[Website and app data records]
- - - -

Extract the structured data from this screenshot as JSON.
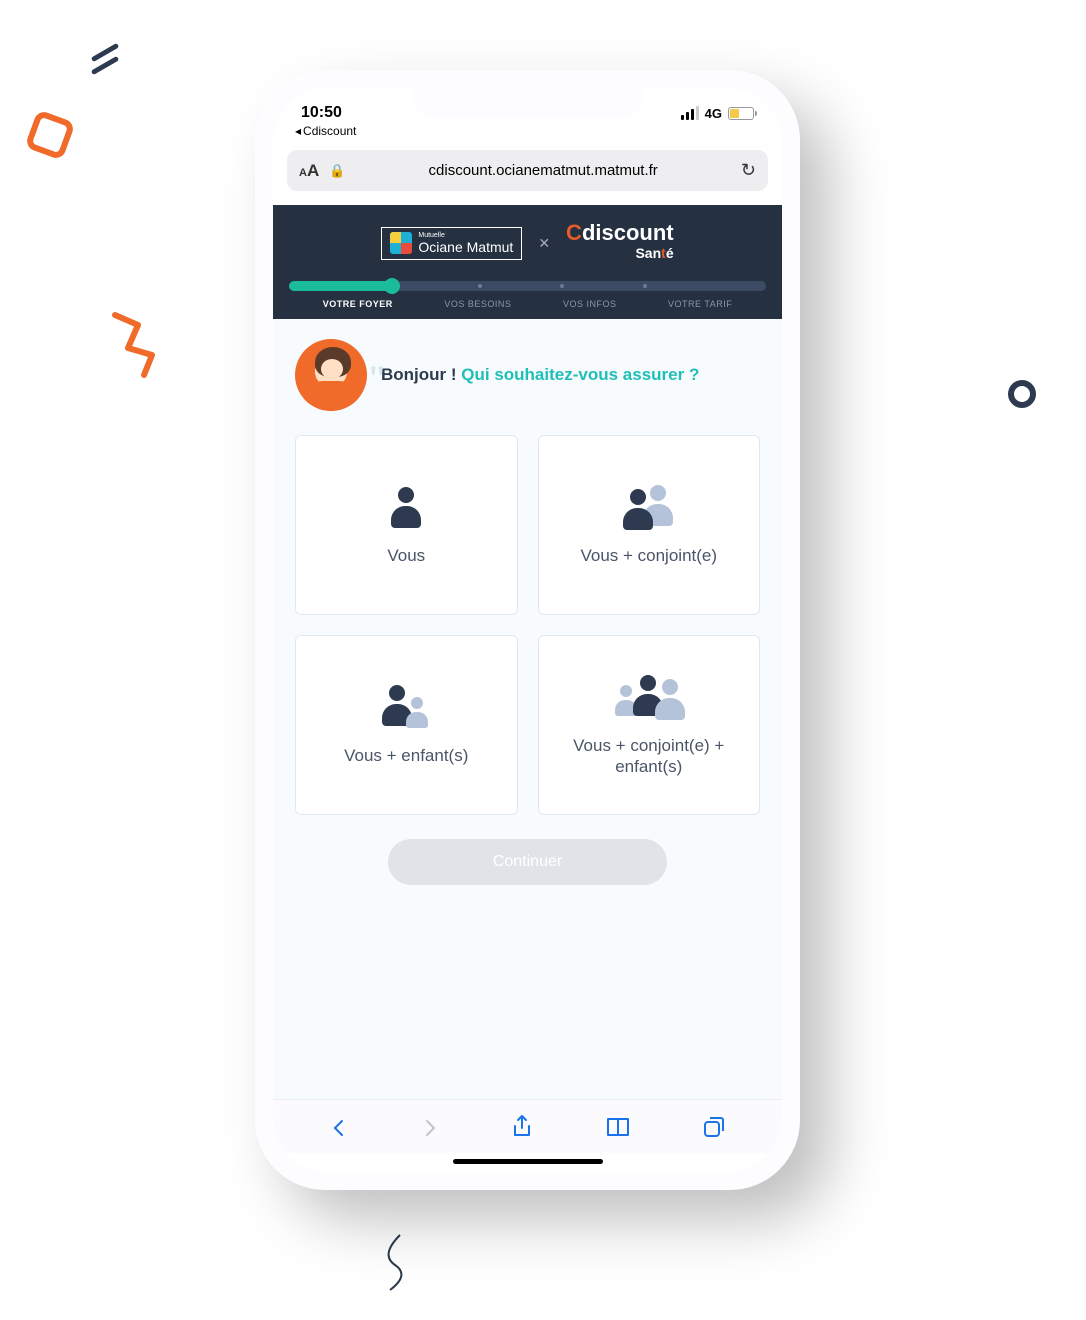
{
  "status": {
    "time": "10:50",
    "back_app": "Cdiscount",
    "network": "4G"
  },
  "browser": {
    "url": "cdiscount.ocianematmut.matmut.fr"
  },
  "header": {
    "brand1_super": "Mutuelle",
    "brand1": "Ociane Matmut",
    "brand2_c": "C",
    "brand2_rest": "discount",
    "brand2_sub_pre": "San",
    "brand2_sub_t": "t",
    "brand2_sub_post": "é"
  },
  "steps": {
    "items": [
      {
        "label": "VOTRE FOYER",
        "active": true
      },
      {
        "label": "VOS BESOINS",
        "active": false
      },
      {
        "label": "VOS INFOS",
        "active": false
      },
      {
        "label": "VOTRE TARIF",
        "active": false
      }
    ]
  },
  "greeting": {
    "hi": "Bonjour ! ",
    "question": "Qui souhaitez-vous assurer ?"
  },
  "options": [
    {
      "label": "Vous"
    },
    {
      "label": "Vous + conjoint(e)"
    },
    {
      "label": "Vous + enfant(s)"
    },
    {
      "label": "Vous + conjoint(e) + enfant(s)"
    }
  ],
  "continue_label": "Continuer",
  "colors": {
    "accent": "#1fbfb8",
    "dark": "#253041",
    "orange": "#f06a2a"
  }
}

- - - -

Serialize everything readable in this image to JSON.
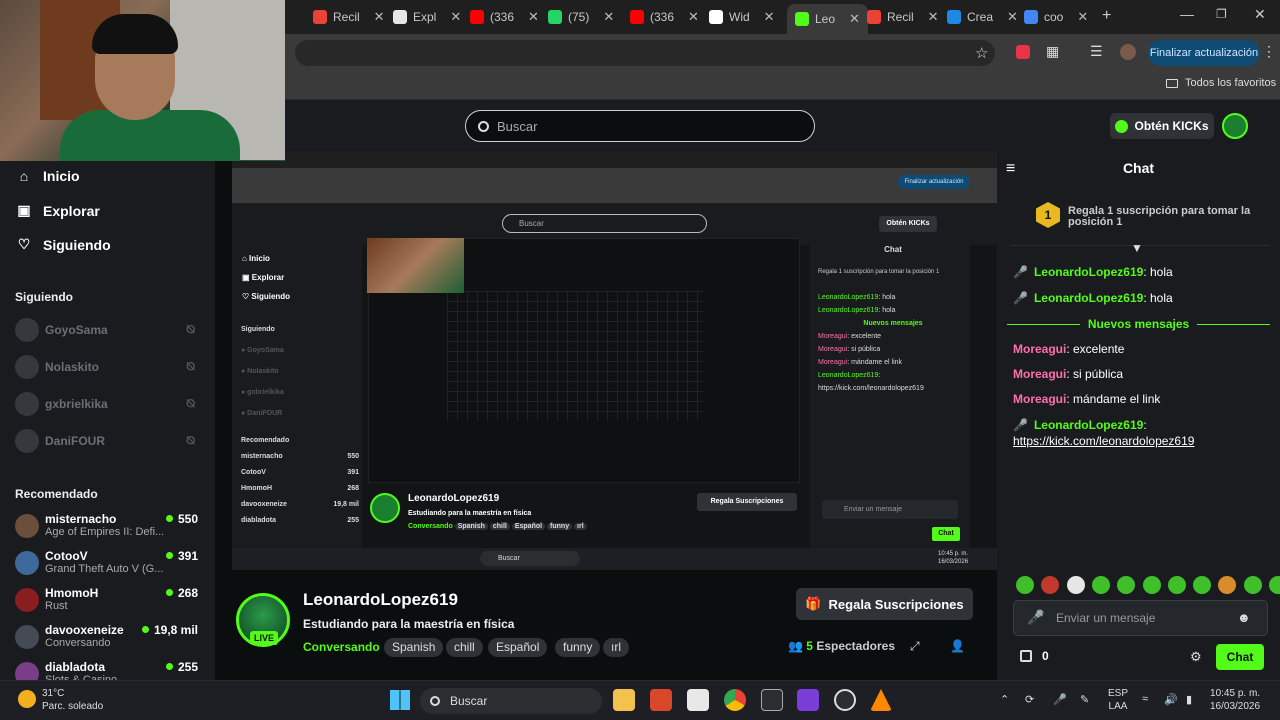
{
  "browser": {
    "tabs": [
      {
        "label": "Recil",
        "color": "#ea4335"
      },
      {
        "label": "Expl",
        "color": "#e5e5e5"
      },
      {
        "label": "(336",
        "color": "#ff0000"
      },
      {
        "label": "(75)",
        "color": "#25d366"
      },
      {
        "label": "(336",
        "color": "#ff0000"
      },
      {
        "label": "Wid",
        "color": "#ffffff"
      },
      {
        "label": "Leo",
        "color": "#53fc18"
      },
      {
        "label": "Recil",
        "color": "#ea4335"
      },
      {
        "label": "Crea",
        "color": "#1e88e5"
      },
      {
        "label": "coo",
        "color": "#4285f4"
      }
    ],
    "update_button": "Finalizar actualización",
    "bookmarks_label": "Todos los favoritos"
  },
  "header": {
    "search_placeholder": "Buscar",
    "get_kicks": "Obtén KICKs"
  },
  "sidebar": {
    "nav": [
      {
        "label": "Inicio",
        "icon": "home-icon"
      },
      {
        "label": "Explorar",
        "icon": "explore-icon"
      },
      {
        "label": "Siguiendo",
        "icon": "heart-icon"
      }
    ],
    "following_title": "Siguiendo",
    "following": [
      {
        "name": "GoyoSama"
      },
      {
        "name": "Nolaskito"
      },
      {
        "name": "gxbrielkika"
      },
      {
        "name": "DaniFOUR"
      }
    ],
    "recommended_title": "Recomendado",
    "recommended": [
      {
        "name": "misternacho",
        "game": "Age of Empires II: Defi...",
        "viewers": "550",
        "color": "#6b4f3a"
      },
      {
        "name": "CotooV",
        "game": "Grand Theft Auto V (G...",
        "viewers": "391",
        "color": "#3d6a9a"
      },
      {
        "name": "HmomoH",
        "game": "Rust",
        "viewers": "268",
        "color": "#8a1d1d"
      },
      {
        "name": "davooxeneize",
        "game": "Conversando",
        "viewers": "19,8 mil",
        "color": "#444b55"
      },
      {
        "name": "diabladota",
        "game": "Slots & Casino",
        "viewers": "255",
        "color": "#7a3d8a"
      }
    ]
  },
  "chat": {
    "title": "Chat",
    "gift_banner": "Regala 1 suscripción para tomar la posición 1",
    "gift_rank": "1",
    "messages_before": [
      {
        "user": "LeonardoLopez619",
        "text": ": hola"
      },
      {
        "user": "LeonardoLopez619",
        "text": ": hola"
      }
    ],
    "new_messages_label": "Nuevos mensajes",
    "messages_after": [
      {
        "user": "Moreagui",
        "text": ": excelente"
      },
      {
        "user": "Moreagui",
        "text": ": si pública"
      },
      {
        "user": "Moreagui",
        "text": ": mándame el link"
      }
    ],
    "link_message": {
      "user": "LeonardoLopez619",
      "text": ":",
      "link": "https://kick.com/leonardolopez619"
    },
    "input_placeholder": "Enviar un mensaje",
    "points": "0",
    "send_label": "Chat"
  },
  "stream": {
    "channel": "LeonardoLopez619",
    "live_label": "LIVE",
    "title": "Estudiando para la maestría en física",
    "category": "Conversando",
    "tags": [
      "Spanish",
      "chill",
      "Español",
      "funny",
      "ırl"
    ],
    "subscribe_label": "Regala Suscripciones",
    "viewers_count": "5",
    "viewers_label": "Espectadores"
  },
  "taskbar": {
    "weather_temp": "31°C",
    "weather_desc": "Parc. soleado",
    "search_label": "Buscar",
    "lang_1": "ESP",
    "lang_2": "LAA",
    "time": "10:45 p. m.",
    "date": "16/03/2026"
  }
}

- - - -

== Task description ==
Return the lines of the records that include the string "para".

== Solution ==
    "gift_banner": "Regala 1 suscripción para tomar la posición 1",
    "title": "Estudiando para la maestría en física",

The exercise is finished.